"It's unbelievable," said Bill Chamberlain, MVP of Carolina's 1971 NIT championship team. "We know the standards we were required to uphold. Dean Smith didn't do that crap. Roy wouldn't do that crap either.
"Roy and I were freshmen together, in 1968. I've known him 46 years. I know the man pretty well. Personally, it bothers him. He's bothered by the negative attention, as we all are, but Roy is not a shrinking violet. You don't stop people by throwing mud on them."
Said Chadwick: "I think there's a great sadness we have to be going through this. It causes us all pause, and then the question is, did Roy know? Roy vehemently denies it, and I've never known him to be anything but a man of great integrity. It's hard for me to imagine him approving those classes. This is a guy who tutored under Dean Smith."
Vinroot is adamant that Smith's unstinting focus on academics has not been lost under protégé Williams. Last month he attended the wedding of his nephew, Jack Wooten, a recent UNC player and graduate. His niece, former Carolina basketball manager Maggie Wooten, also was at the ceremony, along with other former players. They were unanimous in vouching for Williams' academic commitment.
"They all swore by him and swore he runs it the same way Coach Smith ran it," Vinroot said. "I have high regard for Roy Williams. I believe in him and will believe in him until someone proves me wrong."
The old guard has little to not regard for McCants, whose revelations to ESPN's "Outside The Lines" appear to be at least one major reason for the NCAA's reignited investigation.
McCants never seemed to fit the image Carolina tried mightily to convey. He was moody, difficult and at times seemed only loosely connected to the Heels' team concept. It came as little surprise that McCants declared in the locker room he was turning pro just minutes after the '05 national title victory over Illinois.
"Who in the world would ever trust Rashad McCants with anything he ever said?" Chadwick said. "He was a [Matt] Doherty recruit, and I can't imagine Roy ever recruiting him."
But Roy did play him, to positive effect. McCants was the second-leading scorer on that title team, and during his final season Carolina (and Williams) went to great efforts to protect McCants from external criticism. "Misunderstood" was the operative word attached to the shooting guard.
Back then, he was worth something to Carolina basketball. Today, while firing shots at his former program, he is disreputable.
"If Rashad had the experience he said he had," said Vinroot, "he must have had some out-of-body experience none of the rest of his teammates had."
The old guard is unsparing in its description of the football program under Butch Davis, which was heavily sanctioned for a smorgasbord of NCAA violations.

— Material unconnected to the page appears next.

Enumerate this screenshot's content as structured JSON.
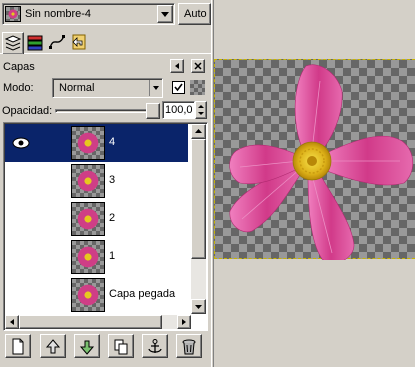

"The embarrassment of the football program is enough in and of itself," Chadwick said. "It looks like, in the Butch Davis era, we began to think winning was more important than doing things the right way."
Said Chamberlain: "Butch Davis was a joke."
But in their hearts, the men do not believe Roy Williams was or is a joke. Roy is a direct coaching descendant of their beloved mentor, Dean Smith – and if the program has lost the Smith-created elements that once made it Camelot, it has lost everything.